The first question:
People of almost all the religions try to convince other people to follow their respective religions. But I have met many of your followers and they always discourage me from adopting the way you are preaching. Why so?
The first thing: what I am teaching is not a religion but a religiousness. A religion is a creed, a dogma, an ideology; it is intellectual. You can be convinced about it – arguments can be given, proofs can be supplied, you can be silenced. Argumentation is a kind of violence, a very subtle violence. It is an attempt to manipulate you, control you, enslave you. All the religions have been doing that for thousands of years; it is a subtle strategy to create mental slavery.
What I am doing here has nothing to do with religion at all. It is a kind of religiousness – no belief, no dogma, no church. It is a love affair; you cannot be convinced of it. Do you think Majnu can convince others about the beauty of Laila? It is impossible. Nobody can convince anybody else about his love affair. It is far deeper than the intellect, it is of the heart, and the heart knows no arguments, no proofs; it is simply so. One can dance, one can sing, but one cannot prove it. One can shout with joy, one can say “Alleluia!” but those are not arguments, they are not convincing.
The story about Majnu is very significant. It is a Sufi story. It is not an ordinary love story as people have been thinking, it is an allegory.
Majnu fell in love with a woman called Laila who was not beautiful according to others. According to the public opinion she was very ordinary, homely – not only that but ugly too. And Majnu was mad, so mad that the very name of Majnu has become synonymous with madness. He was continuously praying to God, continuously moving around the city asking people for help, because he was a poor man and the woman he had fallen in love with belonged to an aristocratic family. Even to see Laila from far away was not easy. It was a Mohammedan country, and in a Mohammedan country it is very difficult to see even the face of a woman.
Seeing his agony, his anguish, even the king became a little concerned. He called Majnu; he felt great compassion for him. He told him, “I know that woman; that family is well known to me, and if Laila had been a beautiful woman she would have been part of my harem. I have not chosen her – she is not worth choosing.
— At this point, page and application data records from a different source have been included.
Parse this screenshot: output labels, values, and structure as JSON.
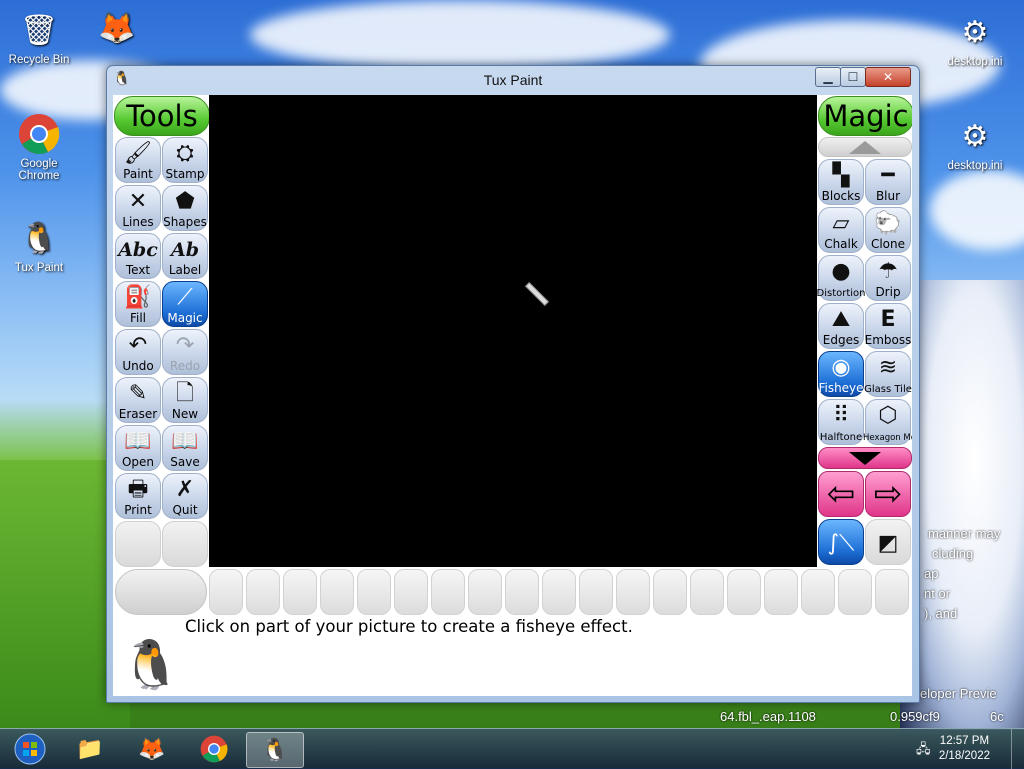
{
  "desktop": {
    "icons": [
      {
        "label": "Recycle Bin",
        "icon": "recycle-bin-icon"
      },
      {
        "label": "",
        "icon": "firefox-icon"
      },
      {
        "label": "Google Chrome",
        "icon": "chrome-icon"
      },
      {
        "label": "Tux Paint",
        "icon": "tux-icon"
      },
      {
        "label": "desktop.ini",
        "icon": "settings-file-icon"
      },
      {
        "label": "desktop.ini",
        "icon": "settings-file-icon"
      }
    ],
    "background_text": [
      "manner may",
      "cluding",
      "ap",
      "nt or",
      "), and",
      "eloper Previe",
      "64.fbl_.eap.1108",
      "0.959cf9",
      "6c"
    ]
  },
  "window": {
    "title": "Tux Paint",
    "controls": {
      "minimize": "▁",
      "maximize": "☐",
      "close": "✕"
    }
  },
  "tools": {
    "header": "Tools",
    "items": [
      {
        "label": "Paint",
        "icon": "paintbrush-icon"
      },
      {
        "label": "Stamp",
        "icon": "stamp-icon"
      },
      {
        "label": "Lines",
        "icon": "lines-icon"
      },
      {
        "label": "Shapes",
        "icon": "pentagon-icon"
      },
      {
        "label": "Text",
        "icon": "text-abc-icon",
        "glyph": "Abc"
      },
      {
        "label": "Label",
        "icon": "label-ab-icon",
        "glyph": "Ab"
      },
      {
        "label": "Fill",
        "icon": "paint-bucket-icon"
      },
      {
        "label": "Magic",
        "icon": "magic-wand-icon",
        "selected": true
      },
      {
        "label": "Undo",
        "icon": "undo-icon"
      },
      {
        "label": "Redo",
        "icon": "redo-icon",
        "disabled": true
      },
      {
        "label": "Eraser",
        "icon": "eraser-icon"
      },
      {
        "label": "New",
        "icon": "new-page-icon"
      },
      {
        "label": "Open",
        "icon": "open-book-icon"
      },
      {
        "label": "Save",
        "icon": "save-book-icon"
      },
      {
        "label": "Print",
        "icon": "printer-icon"
      },
      {
        "label": "Quit",
        "icon": "quit-x-icon"
      }
    ]
  },
  "magic": {
    "header": "Magic",
    "items": [
      {
        "label": "Blocks",
        "icon": "blocks-icon"
      },
      {
        "label": "Blur",
        "icon": "blur-icon"
      },
      {
        "label": "Chalk",
        "icon": "chalk-icon"
      },
      {
        "label": "Clone",
        "icon": "clone-sheep-icon"
      },
      {
        "label": "Distortion",
        "icon": "distortion-icon"
      },
      {
        "label": "Drip",
        "icon": "drip-icon"
      },
      {
        "label": "Edges",
        "icon": "edges-icon"
      },
      {
        "label": "Emboss",
        "icon": "emboss-icon"
      },
      {
        "label": "Fisheye",
        "icon": "fisheye-icon",
        "selected": true
      },
      {
        "label": "Glass Tile",
        "icon": "glass-tile-icon"
      },
      {
        "label": "Halftone",
        "icon": "halftone-icon"
      },
      {
        "label": "Hexagon Mosaic",
        "icon": "hexagon-mosaic-icon"
      }
    ]
  },
  "status": {
    "message": "Click on part of your picture to create a fisheye effect."
  },
  "taskbar": {
    "items": [
      "start-orb-icon",
      "file-explorer-icon",
      "firefox-icon",
      "chrome-icon",
      "tux-paint-icon"
    ],
    "time": "12:57 PM",
    "date": "2/18/2022"
  }
}
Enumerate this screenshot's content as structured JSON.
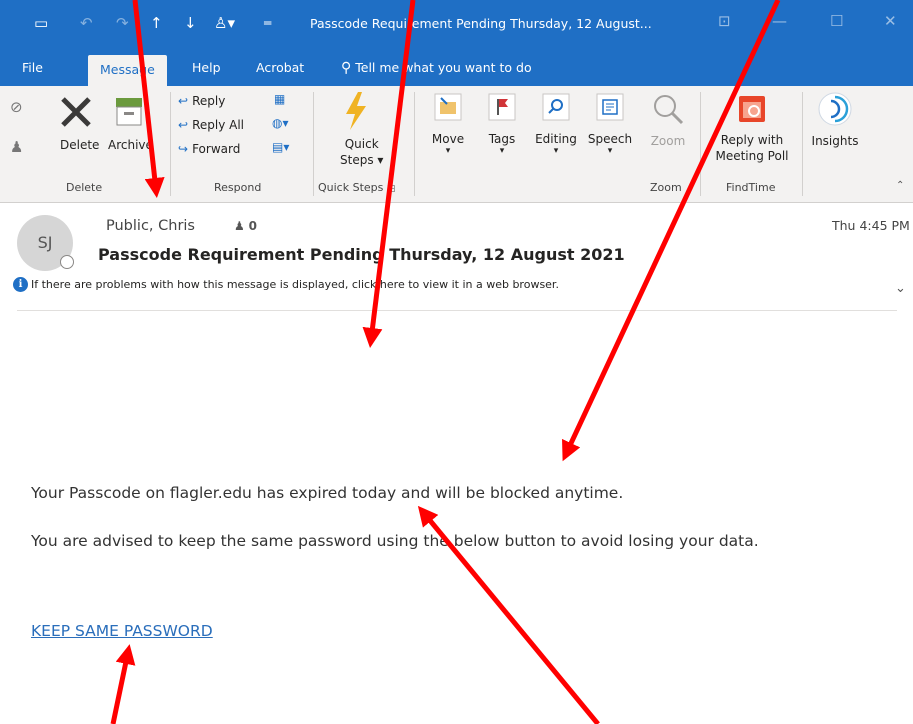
{
  "window": {
    "title": "Passcode Requirement Pending Thursday, 12 August...",
    "accent": "#1f6fc5"
  },
  "quick_access": [
    {
      "icon": "save-icon",
      "glyph": "🖫"
    },
    {
      "icon": "undo-icon",
      "glyph": "↶"
    },
    {
      "icon": "redo-icon",
      "glyph": "↷"
    },
    {
      "icon": "up-arrow-icon",
      "glyph": "↑"
    },
    {
      "icon": "down-arrow-icon",
      "glyph": "↓"
    },
    {
      "icon": "rules-icon",
      "glyph": "⚲"
    },
    {
      "icon": "customize-icon",
      "glyph": "▾"
    }
  ],
  "tabs": {
    "file": "File",
    "message": "Message",
    "help": "Help",
    "acrobat": "Acrobat",
    "tell_me": "Tell me what you want to do"
  },
  "ribbon": {
    "delete_group": {
      "label": "Delete",
      "delete": "Delete",
      "archive": "Archive"
    },
    "respond_group": {
      "label": "Respond",
      "reply": "Reply",
      "reply_all": "Reply All",
      "forward": "Forward"
    },
    "quick_steps_group": {
      "label": "Quick Steps",
      "quick_steps_1": "Quick",
      "quick_steps_2": "Steps"
    },
    "move": "Move",
    "tags": "Tags",
    "editing": "Editing",
    "speech": "Speech",
    "zoom": "Zoom",
    "zoom_group_label": "Zoom",
    "reply_with_1": "Reply with",
    "reply_with_2": "Meeting Poll",
    "findtime_group_label": "FindTime",
    "insights": "Insights"
  },
  "message": {
    "avatar_initials": "SJ",
    "sender": "Public, Chris",
    "people_count": "0",
    "timestamp": "Thu 4:45 PM",
    "subject": "Passcode Requirement Pending Thursday, 12 August 2021",
    "info_bar": "If there are problems with how this message is displayed, click here to view it in a web browser."
  },
  "body": {
    "line1": "Your Passcode on flagler.edu has expired today and will be blocked anytime.",
    "line2": "You are advised to keep the same password using the below button to avoid losing your data.",
    "link": "KEEP SAME PASSWORD",
    "link_color": "#2a6ebb"
  },
  "annotation_color": "#ff0000"
}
I have got all the beautiful women from all over the country, and I feel so much for you that I will give you a chance. You can choose any woman from my harem and she will be yours!” – and he called the most beautiful women.